Olga’s rose garden is rectangular, about as long as a man standing. Her man is lying down. She brings him a glass of water, a glass of vodka, a cup of hot coffee, and she lights his cigarette. The smoke curls up into the shady corner of the Armenian cemetery. She pours water all over the flowering plants that clothe the concept of him, and she wails – what a beautiful love we had! 50 years together, so much love… a good man, such a good man. He passed on the 8th of January. New Year was wonderful. So much joy. But we didn’t know it would be THE LAST new year. Oh, milichka! You are crying with me!?
And yes, I am crying. So we cry. A warm salty flow, arms around each other’s shoulders, two women who have just met, in the middle – the place where we are all the same. Two women, gazing at the smoke from that cigarette, stuck upright in the fresh earth, a steaming coffee cup, decorated with flowers, in amongst the real flowers, on a young grave, and that morning sun, glinting off the water, into the vodka. They came to escape the war. And now she is here. And he is there. I leave her to speak with him.
After strolling in this cemetery for quite some time, I come away feeling like I have met a whole collection of extraordinary, ordinary beings. Having gazed into their eyes. Through the veil of time. Having mused over their absence/presence. Potent people. Each life. All of us, perfectly mortal. The power of ephemeral beauty – the living lichen, the cracked resin, the fading details, replaced by new detail. This girl falling in love with strangers she will never meet, but somehow already knows…

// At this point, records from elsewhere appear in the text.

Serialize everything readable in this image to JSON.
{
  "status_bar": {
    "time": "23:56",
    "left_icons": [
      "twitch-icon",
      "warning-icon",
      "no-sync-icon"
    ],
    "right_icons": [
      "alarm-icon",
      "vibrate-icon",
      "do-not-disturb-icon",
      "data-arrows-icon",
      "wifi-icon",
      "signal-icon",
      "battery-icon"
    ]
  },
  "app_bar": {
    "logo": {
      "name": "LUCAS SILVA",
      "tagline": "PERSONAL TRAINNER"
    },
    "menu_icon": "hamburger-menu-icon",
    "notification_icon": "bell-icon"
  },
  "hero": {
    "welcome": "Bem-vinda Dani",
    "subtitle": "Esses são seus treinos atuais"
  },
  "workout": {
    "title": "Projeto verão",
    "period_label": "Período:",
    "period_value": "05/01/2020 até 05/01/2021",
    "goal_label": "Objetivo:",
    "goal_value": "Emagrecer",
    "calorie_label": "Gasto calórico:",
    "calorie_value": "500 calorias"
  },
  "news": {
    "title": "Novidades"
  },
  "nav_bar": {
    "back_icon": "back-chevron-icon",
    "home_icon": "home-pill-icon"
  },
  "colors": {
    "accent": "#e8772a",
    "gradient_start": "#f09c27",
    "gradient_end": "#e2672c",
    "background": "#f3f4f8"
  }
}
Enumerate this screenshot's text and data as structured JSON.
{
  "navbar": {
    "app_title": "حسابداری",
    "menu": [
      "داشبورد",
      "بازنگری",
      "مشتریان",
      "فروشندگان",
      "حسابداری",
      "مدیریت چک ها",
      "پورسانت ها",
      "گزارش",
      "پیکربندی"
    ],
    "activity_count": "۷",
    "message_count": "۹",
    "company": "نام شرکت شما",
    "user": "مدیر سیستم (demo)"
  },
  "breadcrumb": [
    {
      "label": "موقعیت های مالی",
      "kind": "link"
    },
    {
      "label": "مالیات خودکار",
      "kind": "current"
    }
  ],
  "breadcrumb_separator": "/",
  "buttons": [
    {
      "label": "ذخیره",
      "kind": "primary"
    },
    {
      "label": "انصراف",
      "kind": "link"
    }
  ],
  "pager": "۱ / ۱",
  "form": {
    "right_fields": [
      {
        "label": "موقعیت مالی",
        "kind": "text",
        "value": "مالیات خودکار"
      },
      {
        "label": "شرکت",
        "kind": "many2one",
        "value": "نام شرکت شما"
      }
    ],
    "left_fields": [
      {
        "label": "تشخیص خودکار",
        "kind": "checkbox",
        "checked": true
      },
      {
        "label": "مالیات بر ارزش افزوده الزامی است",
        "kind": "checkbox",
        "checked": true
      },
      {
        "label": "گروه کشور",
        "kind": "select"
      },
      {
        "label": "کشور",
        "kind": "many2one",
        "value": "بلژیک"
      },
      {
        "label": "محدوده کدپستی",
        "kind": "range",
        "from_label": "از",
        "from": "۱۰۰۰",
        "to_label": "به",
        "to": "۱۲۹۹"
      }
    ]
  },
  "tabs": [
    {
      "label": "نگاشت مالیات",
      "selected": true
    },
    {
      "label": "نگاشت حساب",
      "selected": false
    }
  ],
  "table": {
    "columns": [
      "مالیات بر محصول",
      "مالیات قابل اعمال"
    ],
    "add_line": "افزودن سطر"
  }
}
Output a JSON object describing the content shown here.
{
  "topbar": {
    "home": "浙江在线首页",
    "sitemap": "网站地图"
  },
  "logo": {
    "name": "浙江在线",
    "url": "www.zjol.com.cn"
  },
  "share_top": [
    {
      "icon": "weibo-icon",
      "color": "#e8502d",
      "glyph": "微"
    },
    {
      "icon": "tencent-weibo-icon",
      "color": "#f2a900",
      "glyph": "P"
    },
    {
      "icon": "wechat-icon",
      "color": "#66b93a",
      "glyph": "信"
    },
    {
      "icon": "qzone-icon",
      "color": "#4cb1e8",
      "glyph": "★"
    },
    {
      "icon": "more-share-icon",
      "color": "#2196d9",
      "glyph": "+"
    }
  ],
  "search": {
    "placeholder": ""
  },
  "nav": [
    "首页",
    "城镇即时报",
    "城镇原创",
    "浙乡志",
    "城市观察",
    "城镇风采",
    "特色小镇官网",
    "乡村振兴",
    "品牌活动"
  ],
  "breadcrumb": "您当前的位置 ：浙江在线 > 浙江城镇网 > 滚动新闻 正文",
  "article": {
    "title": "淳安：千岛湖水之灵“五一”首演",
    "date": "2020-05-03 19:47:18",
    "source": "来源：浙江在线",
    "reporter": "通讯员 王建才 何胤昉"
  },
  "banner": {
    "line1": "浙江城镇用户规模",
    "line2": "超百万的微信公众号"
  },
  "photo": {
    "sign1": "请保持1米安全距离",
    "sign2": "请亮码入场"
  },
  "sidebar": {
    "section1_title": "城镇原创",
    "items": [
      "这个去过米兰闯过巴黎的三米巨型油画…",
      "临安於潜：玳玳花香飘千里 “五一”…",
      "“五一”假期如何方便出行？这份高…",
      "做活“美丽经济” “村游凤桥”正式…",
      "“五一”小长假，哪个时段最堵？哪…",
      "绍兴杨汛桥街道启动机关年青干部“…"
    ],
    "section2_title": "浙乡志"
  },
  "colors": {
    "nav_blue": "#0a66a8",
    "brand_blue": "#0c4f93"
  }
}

Anonymous portraits from the Armenian Cemetery, Plovdiv, Bulgaria.